▶ **PROBLEM TO SOLVE**
All of the records must be repeated exactly as they read.
(STORED DATA begins)
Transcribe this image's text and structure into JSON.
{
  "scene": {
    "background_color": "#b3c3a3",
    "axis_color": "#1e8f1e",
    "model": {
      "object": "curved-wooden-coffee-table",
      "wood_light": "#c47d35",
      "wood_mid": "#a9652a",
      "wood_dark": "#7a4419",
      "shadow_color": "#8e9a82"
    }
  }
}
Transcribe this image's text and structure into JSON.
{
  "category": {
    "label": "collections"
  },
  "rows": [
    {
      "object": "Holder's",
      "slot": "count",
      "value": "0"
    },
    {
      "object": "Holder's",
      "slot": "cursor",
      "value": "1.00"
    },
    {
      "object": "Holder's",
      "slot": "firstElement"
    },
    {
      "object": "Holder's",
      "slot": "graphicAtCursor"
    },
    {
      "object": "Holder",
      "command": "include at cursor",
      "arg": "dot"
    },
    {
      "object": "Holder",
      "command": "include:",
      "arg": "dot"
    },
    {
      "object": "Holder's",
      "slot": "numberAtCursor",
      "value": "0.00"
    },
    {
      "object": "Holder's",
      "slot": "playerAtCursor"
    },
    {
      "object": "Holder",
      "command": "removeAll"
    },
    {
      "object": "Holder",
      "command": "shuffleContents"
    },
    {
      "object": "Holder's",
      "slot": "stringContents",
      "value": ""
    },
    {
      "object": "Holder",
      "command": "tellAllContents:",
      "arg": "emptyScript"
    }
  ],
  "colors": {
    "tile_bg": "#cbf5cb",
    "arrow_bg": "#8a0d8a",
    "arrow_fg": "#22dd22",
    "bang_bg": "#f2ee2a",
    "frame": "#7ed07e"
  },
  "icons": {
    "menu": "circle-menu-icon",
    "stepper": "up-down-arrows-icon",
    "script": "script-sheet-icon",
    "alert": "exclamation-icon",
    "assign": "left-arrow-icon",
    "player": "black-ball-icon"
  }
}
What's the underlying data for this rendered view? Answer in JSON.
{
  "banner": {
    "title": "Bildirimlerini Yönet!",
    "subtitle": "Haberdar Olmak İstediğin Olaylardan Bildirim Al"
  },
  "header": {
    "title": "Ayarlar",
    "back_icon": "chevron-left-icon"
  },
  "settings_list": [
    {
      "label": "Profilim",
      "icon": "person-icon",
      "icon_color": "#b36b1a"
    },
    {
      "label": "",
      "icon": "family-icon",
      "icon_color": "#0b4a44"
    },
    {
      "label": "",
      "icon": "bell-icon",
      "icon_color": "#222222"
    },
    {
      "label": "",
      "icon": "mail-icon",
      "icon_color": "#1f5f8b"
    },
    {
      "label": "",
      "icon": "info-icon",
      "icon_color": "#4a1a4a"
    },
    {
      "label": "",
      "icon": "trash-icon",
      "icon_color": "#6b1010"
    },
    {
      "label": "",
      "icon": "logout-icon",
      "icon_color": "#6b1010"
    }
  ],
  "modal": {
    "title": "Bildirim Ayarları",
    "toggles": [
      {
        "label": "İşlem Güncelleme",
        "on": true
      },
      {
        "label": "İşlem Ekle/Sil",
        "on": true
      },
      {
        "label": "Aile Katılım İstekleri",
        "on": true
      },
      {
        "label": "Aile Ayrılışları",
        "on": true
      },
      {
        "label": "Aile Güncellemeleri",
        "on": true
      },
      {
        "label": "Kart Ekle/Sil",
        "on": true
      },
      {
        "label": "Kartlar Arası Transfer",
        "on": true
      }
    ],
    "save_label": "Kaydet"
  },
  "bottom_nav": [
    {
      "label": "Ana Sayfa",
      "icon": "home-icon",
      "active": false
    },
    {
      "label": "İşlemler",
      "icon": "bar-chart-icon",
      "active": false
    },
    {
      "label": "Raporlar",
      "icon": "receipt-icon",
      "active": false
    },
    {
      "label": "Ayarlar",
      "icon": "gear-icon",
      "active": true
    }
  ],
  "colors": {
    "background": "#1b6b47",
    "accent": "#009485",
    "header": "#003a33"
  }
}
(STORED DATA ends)
▶ **RESULT**
Transcribe this image's text and structure into JSON.
{
  "scene": {
    "background_color": "#b3c3a3",
    "axis_color": "#1e8f1e",
    "model": {
      "object": "curved-wooden-coffee-table",
      "wood_light": "#c47d35",
      "wood_mid": "#a9652a",
      "wood_dark": "#7a4419",
      "shadow_color": "#8e9a82"
    }
  }
}
Transcribe this image's text and structure into JSON.
{
  "category": {
    "label": "collections"
  },
  "rows": [
    {
      "object": "Holder's",
      "slot": "count",
      "value": "0"
    },
    {
      "object": "Holder's",
      "slot": "cursor",
      "value": "1.00"
    },
    {
      "object": "Holder's",
      "slot": "firstElement"
    },
    {
      "object": "Holder's",
      "slot": "graphicAtCursor"
    },
    {
      "object": "Holder",
      "command": "include at cursor",
      "arg": "dot"
    },
    {
      "object": "Holder",
      "command": "include:",
      "arg": "dot"
    },
    {
      "object": "Holder's",
      "slot": "numberAtCursor",
      "value": "0.00"
    },
    {
      "object": "Holder's",
      "slot": "playerAtCursor"
    },
    {
      "object": "Holder",
      "command": "removeAll"
    },
    {
      "object": "Holder",
      "command": "shuffleContents"
    },
    {
      "object": "Holder's",
      "slot": "stringContents",
      "value": ""
    },
    {
      "object": "Holder",
      "command": "tellAllContents:",
      "arg": "emptyScript"
    }
  ],
  "colors": {
    "tile_bg": "#cbf5cb",
    "arrow_bg": "#8a0d8a",
    "arrow_fg": "#22dd22",
    "bang_bg": "#f2ee2a",
    "frame": "#7ed07e"
  },
  "icons": {
    "menu": "circle-menu-icon",
    "stepper": "up-down-arrows-icon",
    "script": "script-sheet-icon",
    "alert": "exclamation-icon",
    "assign": "left-arrow-icon",
    "player": "black-ball-icon"
  }
}
What's the underlying data for this rendered view? Answer in JSON.
{
  "banner": {
    "title": "Bildirimlerini Yönet!",
    "subtitle": "Haberdar Olmak İstediğin Olaylardan Bildirim Al"
  },
  "header": {
    "title": "Ayarlar",
    "back_icon": "chevron-left-icon"
  },
  "settings_list": [
    {
      "label": "Profilim",
      "icon": "person-icon",
      "icon_color": "#b36b1a"
    },
    {
      "label": "",
      "icon": "family-icon",
      "icon_color": "#0b4a44"
    },
    {
      "label": "",
      "icon": "bell-icon",
      "icon_color": "#222222"
    },
    {
      "label": "",
      "icon": "mail-icon",
      "icon_color": "#1f5f8b"
    },
    {
      "label": "",
      "icon": "info-icon",
      "icon_color": "#4a1a4a"
    },
    {
      "label": "",
      "icon": "trash-icon",
      "icon_color": "#6b1010"
    },
    {
      "label": "",
      "icon": "logout-icon",
      "icon_color": "#6b1010"
    }
  ],
  "modal": {
    "title": "Bildirim Ayarları",
    "toggles": [
      {
        "label": "İşlem Güncelleme",
        "on": true
      },
      {
        "label": "İşlem Ekle/Sil",
        "on": true
      },
      {
        "label": "Aile Katılım İstekleri",
        "on": true
      },
      {
        "label": "Aile Ayrılışları",
        "on": true
      },
      {
        "label": "Aile Güncellemeleri",
        "on": true
      },
      {
        "label": "Kart Ekle/Sil",
        "on": true
      },
      {
        "label": "Kartlar Arası Transfer",
        "on": true
      }
    ],
    "save_label": "Kaydet"
  },
  "bottom_nav": [
    {
      "label": "Ana Sayfa",
      "icon": "home-icon",
      "active": false
    },
    {
      "label": "İşlemler",
      "icon": "bar-chart-icon",
      "active": false
    },
    {
      "label": "Raporlar",
      "icon": "receipt-icon",
      "active": false
    },
    {
      "label": "Ayarlar",
      "icon": "gear-icon",
      "active": true
    }
  ],
  "colors": {
    "background": "#1b6b47",
    "accent": "#009485",
    "header": "#003a33"
  }
}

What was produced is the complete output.